Taking good care of your furnace’s air filters is the simplest step, and first of the many preventive measures you can take to keep your furnace working optimally.
It turns out that closing air vents is a common mistake people make that harm their furnaces. Like dirty air filters, higher pressure in the furnace motor is to be expected with even just one closed air vent.
To understand how the vents affect your furnace, the blower system is designed to work under a certain amount of pressure inside the duct. If one air vent is closed, pressure in the duct will increase, potentially causing costly damage. Therefore, having all of your air vents open will distribute the pressure evenly.
Older furnaces only have two functions–on and off. When an extra amount of pressure is forced into its motors, the blower will run slower, resulting in difficulty in pulling cool air into the heat exchanger. Doing this may eventually lead the heat exchanger to crack and overheat.
On the other hand, newer furnace models have more functions at different speeds. Closed vents force the blower motor to run at a higher speed, contrary to the older models that slow down. However, these forces the blower to use more energy to accommodate the pressure, but the pressure, in turn, may shorten the lifespan of your furnace.

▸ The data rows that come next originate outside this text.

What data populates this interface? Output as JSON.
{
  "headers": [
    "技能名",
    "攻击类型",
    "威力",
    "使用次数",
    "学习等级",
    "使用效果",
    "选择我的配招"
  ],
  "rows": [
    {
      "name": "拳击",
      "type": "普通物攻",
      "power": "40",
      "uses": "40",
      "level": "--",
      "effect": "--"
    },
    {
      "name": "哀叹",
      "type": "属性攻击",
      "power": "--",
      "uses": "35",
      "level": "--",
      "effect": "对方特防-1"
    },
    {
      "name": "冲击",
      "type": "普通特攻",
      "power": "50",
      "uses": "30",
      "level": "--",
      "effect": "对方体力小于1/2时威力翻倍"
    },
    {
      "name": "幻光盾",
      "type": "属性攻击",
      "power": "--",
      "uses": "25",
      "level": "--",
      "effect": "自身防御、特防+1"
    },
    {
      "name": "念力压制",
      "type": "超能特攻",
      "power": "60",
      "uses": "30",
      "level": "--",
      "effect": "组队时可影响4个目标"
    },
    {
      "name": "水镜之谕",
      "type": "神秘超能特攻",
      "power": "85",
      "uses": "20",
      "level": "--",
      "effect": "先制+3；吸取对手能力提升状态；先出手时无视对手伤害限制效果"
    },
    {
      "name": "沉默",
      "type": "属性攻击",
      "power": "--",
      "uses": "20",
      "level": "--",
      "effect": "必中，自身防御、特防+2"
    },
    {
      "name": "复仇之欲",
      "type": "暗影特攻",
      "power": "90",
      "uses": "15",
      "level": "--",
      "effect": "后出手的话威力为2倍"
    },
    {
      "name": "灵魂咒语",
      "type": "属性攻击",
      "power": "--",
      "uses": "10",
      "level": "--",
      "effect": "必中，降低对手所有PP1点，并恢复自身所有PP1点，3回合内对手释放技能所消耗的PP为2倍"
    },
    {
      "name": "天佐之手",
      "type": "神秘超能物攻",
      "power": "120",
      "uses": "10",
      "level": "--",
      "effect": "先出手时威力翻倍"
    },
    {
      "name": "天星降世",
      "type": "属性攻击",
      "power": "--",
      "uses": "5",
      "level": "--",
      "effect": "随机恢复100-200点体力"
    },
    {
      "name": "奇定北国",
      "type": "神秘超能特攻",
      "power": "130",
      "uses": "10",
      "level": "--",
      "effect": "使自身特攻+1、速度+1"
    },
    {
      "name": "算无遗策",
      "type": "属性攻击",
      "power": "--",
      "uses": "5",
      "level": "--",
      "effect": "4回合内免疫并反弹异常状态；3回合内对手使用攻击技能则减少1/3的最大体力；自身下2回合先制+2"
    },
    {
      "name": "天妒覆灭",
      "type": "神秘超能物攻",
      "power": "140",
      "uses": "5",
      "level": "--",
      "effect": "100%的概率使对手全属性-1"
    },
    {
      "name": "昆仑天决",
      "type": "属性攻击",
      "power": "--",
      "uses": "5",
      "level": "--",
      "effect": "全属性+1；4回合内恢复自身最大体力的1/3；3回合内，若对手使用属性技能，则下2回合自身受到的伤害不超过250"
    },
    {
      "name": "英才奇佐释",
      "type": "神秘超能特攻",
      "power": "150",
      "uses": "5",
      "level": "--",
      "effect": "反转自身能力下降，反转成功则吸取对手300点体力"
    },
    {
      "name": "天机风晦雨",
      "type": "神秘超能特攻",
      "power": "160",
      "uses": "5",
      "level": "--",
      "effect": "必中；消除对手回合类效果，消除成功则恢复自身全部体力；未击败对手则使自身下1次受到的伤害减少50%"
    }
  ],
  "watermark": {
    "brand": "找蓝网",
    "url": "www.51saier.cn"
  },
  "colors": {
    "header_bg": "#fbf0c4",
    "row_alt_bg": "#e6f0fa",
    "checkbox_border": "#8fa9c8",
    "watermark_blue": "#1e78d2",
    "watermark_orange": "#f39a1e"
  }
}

Water damage to your furnace begins with leaks. Leakage has likely something to do with the pipes. White PVC vent pipes indicate that your furnace is condensing, while metal pipes indicate standard or conventional furnaces without condensation. A blocked condensate drain is a common cause for leaking in a condensing furnace. This type of furnace has two heat exchangers. Both heat exchangers absorb a lot of heat, converting gas into liquid. When the drain gets blocked, the condensated water won’t drain properly, causing leakage.
In the case of conventional metal-piped furnaces, one of the causes of water damage could be the humidifier. Some furnaces have a built-in humidifier, and because this device requires constant water flow to produce moisture into the air, water is being drained out continuously. Frequently checking the water tap lines, water feed tubes, and drain lines would for any sign of blockage prevent leakage from happening.
Now that you’re informed on what could be making your furnace faulty make sure to conduct regular check-ups and maintenance at once. Costly damages are not a welcome problem to any household–don’t take your water heaters, air conditioners, and other heating equipment for granted!